Subrogation is a concept that's well-known in insurance and legal circles but sometimes not by the policyholders they represent. Rather than leave it to the professionals, it would be to your advantage to comprehend the steps of how it works. The more you know about it, the more likely it is that relevant proceedings will work out favorably.
Every insurance policy you own is a promise that, if something bad happens to you, the firm that insures the policy will make good in one way or another in a timely fashion. If your vehicle is hit, insurance adjusters (and the judicial system, when necessary) decide who was to blame and that person's insurance covers the damages.
But since determining who is financially responsible for services or repairs is usually a tedious, lengthy affair – and time spent waiting often compounds the damage to the policyholder – insurance companies often decide to pay up front and assign blame after the fact. They then need a method to recoup the costs if, once the situation is fully assessed, they weren't responsible for the expense.
You are in a vehicle accident. Another car ran into yours. Police are called, you exchange insurance information, and you go on your way. You have comprehensive insurance that pays for the repairs right away. Later police tell the insurance companies that the other driver was entirely to blame and his insurance should have paid for the repair of your car. How does your insurance company get its money back?
How Subrogation Works
This is where subrogation comes in. It is the method that an insurance company uses to claim reimbursement after it has paid for something that should have been paid by some other entity. Some companies have in-house property damage lawyers and personal injury attorneys, or a department dedicated to subrogation; others contract with a law firm. Under ordinary circumstances, only you can sue for damages done to your self or property. But under subrogation law, your insurer is given some of your rights in exchange for making good on the damages. It can go after the money originally due to you, because it has covered the amount already.
How Does This Affect the Insured?

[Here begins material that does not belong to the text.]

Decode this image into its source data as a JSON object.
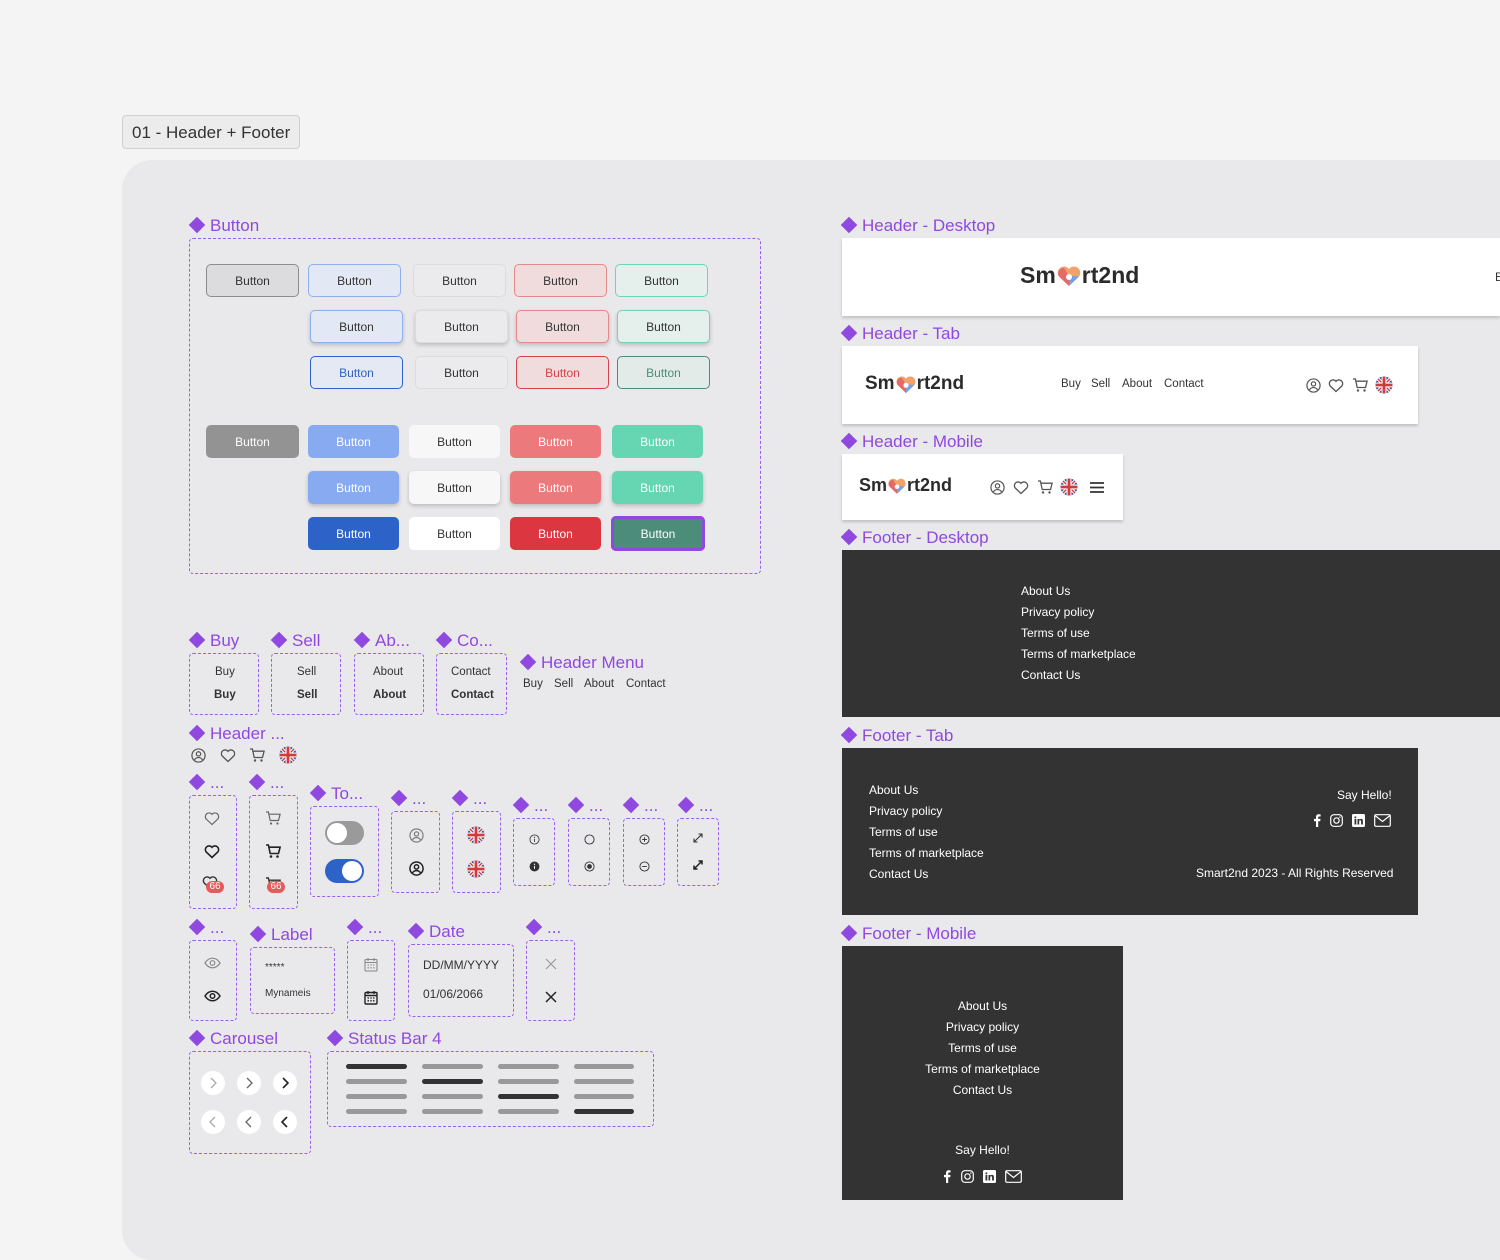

For one thing, if you have a deductible, it wasn't just your insurer who had to pay. In a $10,000 accident with a $1,000 deductible, you have a stake in the outcome as well – to the tune of $1,000. If your insurance company is lax about bringing subrogation cases to court, it might opt to recoup its costs by boosting your premiums and call it a day. On the other hand, if it knows which cases it is owed and pursues those cases enthusiastically, it is doing you a favor as well as itself. If all $10,000 is recovered, you will get your full thousand-dollar deductible back. If it recovers half (for instance, in a case where you are found 50 percent responsible), you'll typically get $500 back, depending on your state laws.
Moreover, if the total loss of an accident is more than your maximum coverage amount, you may have had to pay the difference, which can be extremely spendy. If your insurance company or its property damage lawyers, such as workers comp lawyer Milton, ga, pursue subrogation and wins, it will recover your losses as well as its own.
All insurers are not created equal. When comparing, it's worth comparing the reputations of competing firms to evaluate whether they pursue valid subrogation claims; if they do so fast; if they keep their clients apprised as the case continues; and if they then process successfully won reimbursements immediately so that you can get your funding back and move on with your life. If, on the other hand, an insurer has a reputation of honoring claims that aren't its responsibility and then protecting its income by raising your premiums, even attractive rates won't outweigh the eventual headache.